The traditional cat-and-dog fight in the Thessaloniki Fair, the one event that launches every year the ever-contentious political debate in Greece, has sprung this year a surprise. Few pointed it, but it is still there.
Both Prime Minister Tsipras and Opposition chief Kyriakos Mitsotakis started shifting (vote-catching) emphasis from the plights of Greek pensioners-and-taxpayers to the travails of the younger generation in the country. Or to those of the “brain-drain” crowd leaving Greece in droves.

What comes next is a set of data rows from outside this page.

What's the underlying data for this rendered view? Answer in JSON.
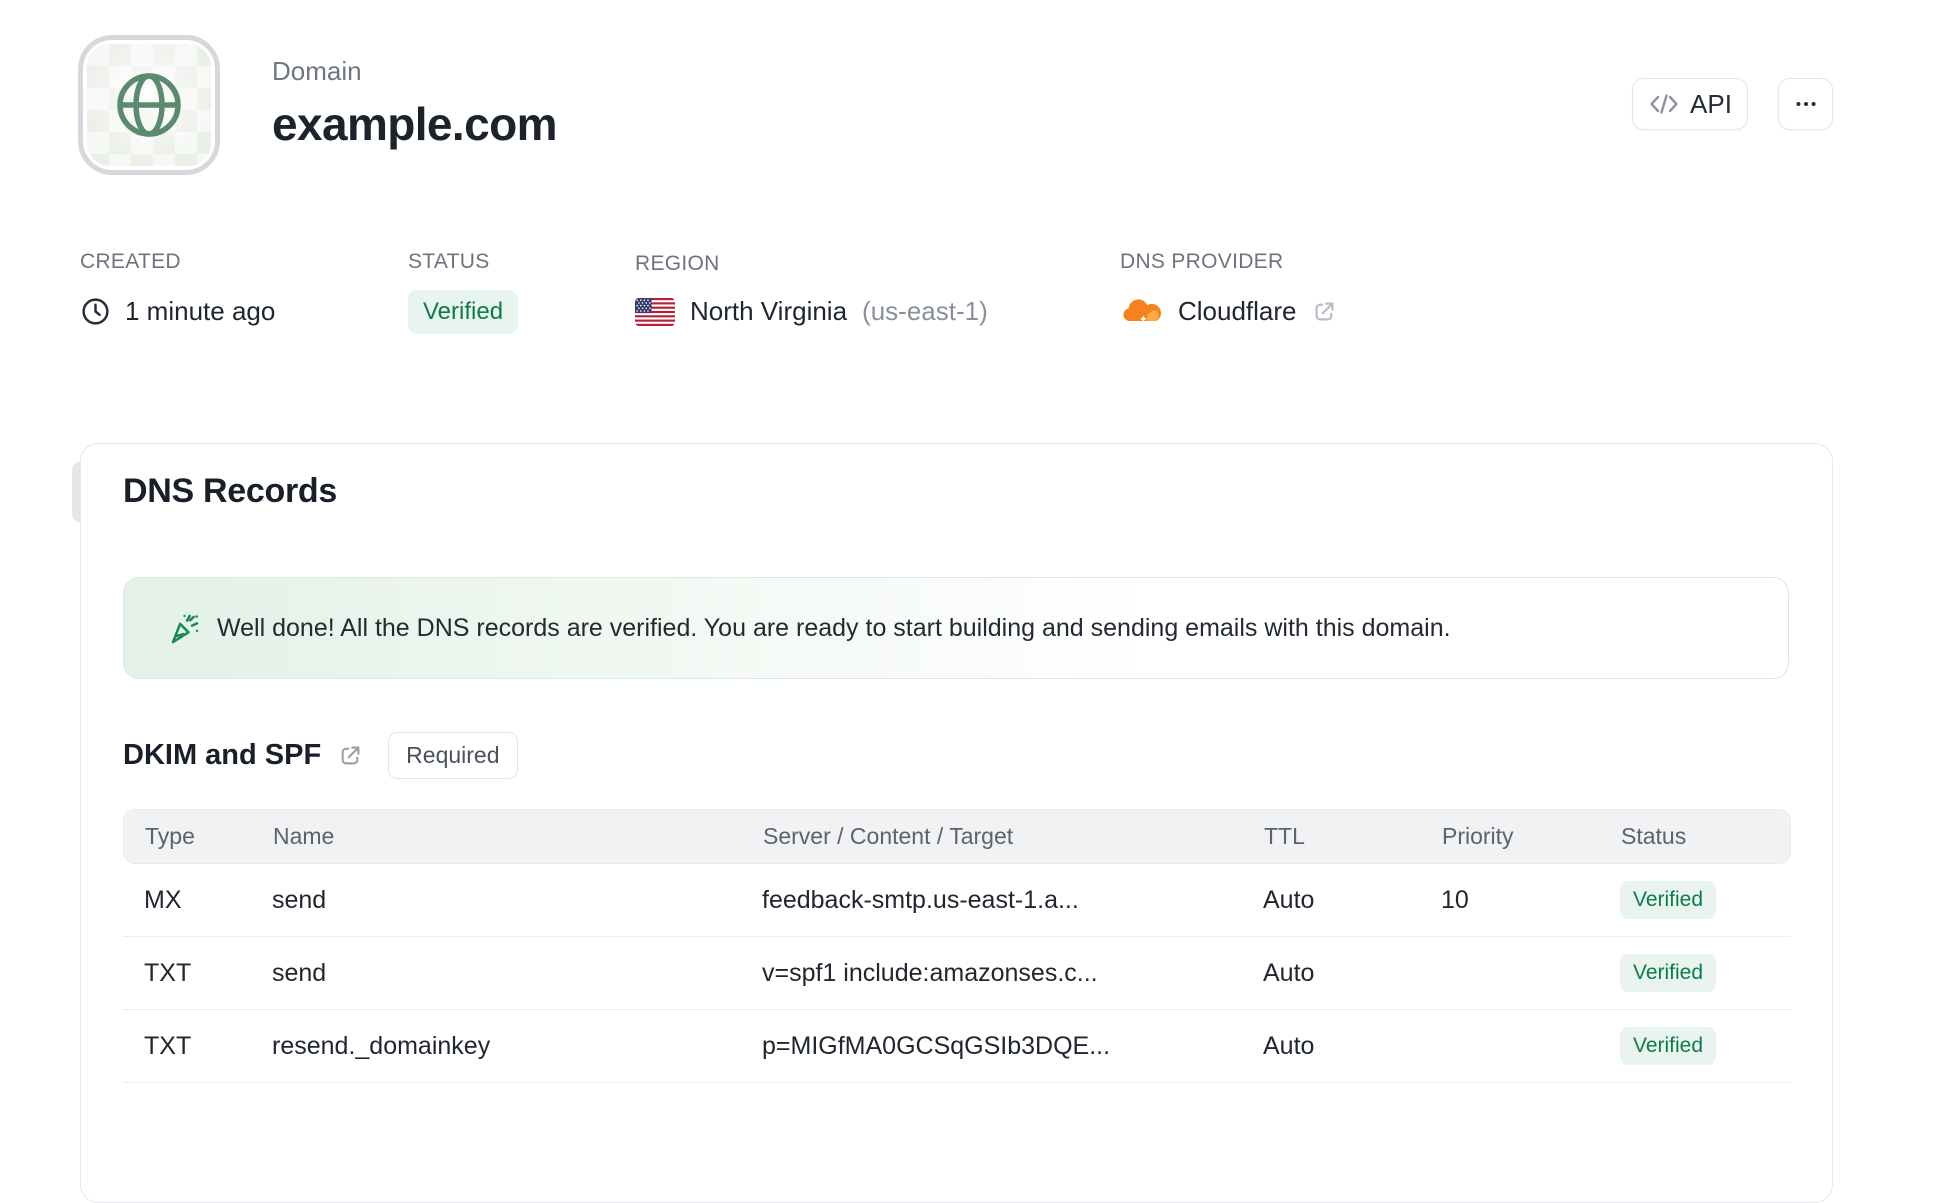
{
  "header": {
    "eyebrow": "Domain",
    "title": "example.com",
    "api_button": {
      "label": "API",
      "icon": "code-icon"
    },
    "more_button": {
      "icon": "ellipsis-icon"
    }
  },
  "meta": {
    "created": {
      "label": "CREATED",
      "icon": "clock-icon",
      "value": "1 minute ago"
    },
    "status": {
      "label": "STATUS",
      "badge": "Verified"
    },
    "region": {
      "label": "REGION",
      "icon": "us-flag-icon",
      "name": "North Virginia",
      "code": "(us-east-1)"
    },
    "dns_provider": {
      "label": "DNS PROVIDER",
      "icon": "cloudflare-icon",
      "value": "Cloudflare"
    }
  },
  "dns_card": {
    "title": "DNS Records",
    "banner": {
      "icon": "party-popper-icon",
      "message": "Well done! All the DNS records are verified. You are ready to start building and sending emails with this domain."
    },
    "section": {
      "title": "DKIM and SPF",
      "badge": "Required"
    },
    "table": {
      "columns": [
        "Type",
        "Name",
        "Server / Content / Target",
        "TTL",
        "Priority",
        "Status"
      ],
      "rows": [
        {
          "type": "MX",
          "name": "send",
          "content": "feedback-smtp.us-east-1.a...",
          "ttl": "Auto",
          "priority": "10",
          "status": "Verified"
        },
        {
          "type": "TXT",
          "name": "send",
          "content": "v=spf1 include:amazonses.c...",
          "ttl": "Auto",
          "priority": "",
          "status": "Verified"
        },
        {
          "type": "TXT",
          "name": "resend._domainkey",
          "content": "p=MIGfMA0GCSqGSIb3DQE...",
          "ttl": "Auto",
          "priority": "",
          "status": "Verified"
        }
      ]
    }
  },
  "colors": {
    "accent_green_text": "#0d7a50",
    "accent_green_bg": "#e9f4ee",
    "banner_green": "#e3f1e7",
    "globe_green": "#5c8a6e",
    "cloudflare_orange": "#f6821f",
    "border": "#e7e8eb",
    "text_dark": "#1d232c",
    "text_gray": "#6d737d"
  }
}
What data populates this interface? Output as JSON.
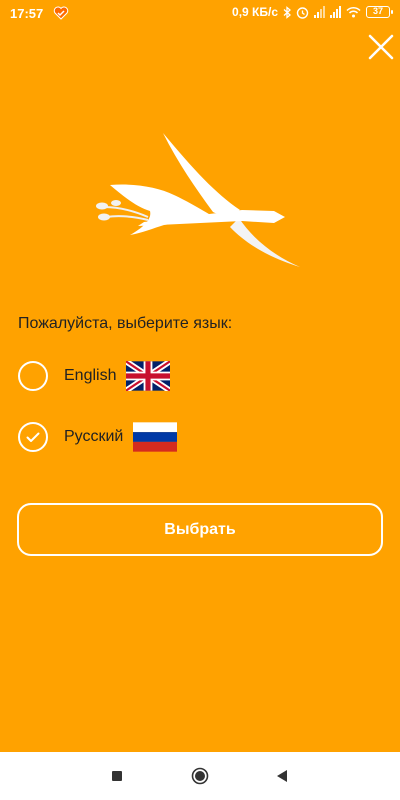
{
  "status_bar": {
    "time": "17:57",
    "network_speed": "0,9 КБ/с",
    "battery_level": "37",
    "icons": [
      "heart-app-icon",
      "bluetooth-icon",
      "alarm-icon",
      "signal-icon",
      "signal-icon",
      "wifi-icon",
      "battery-icon"
    ]
  },
  "header": {
    "close_icon": "close-icon"
  },
  "language_picker": {
    "prompt": "Пожалуйста, выберите язык:",
    "options": [
      {
        "label": "English",
        "flag": "uk-flag-icon",
        "selected": false
      },
      {
        "label": "Русский",
        "flag": "russia-flag-icon",
        "selected": true
      }
    ],
    "select_button": "Выбрать"
  },
  "nav_bar": {
    "icons": [
      "recents-square-icon",
      "home-circle-icon",
      "back-triangle-icon"
    ]
  },
  "colors": {
    "background": "#ffa200",
    "text": "#222222",
    "accent": "#ffffff",
    "nav_background": "#ffffff",
    "nav_icon": "#333333"
  }
}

This shift shows clearly that traditional Greek politics, clearly loaded in favour of an old-age electorate, are reaching the end of their usefulness.
Also from both parts of the political spectrum there is an effort to project an intention to cut taxes; not so much in the old-fashioned way of providing goodies to the audience, but rather as a component of an investment-catching policy.
A third common field of politicians’ entreaties is a shift in political debate over the economy towards an extrovert, export-centered production model for Greece – such a model being expected to integrate high-end technologies. (True enough, this part of the political equation is largely based on a diet laden with hopes and good intentions…).
Last but by no means least, both Government and Opposition – and their political platforms less than one year from the end of the current (Third) Adjustment Programme for Greece – are clearly accepting that the path leading to some sort of future goes through the country sticking to the Euro area and its unpleasant discipline. It is only the proposed policy mix that differs, with more of a tax component for the ruling leftist (well…) SYRIZA, more of a cuts-based review of public expenditure for right-wing Nea Dimocratia.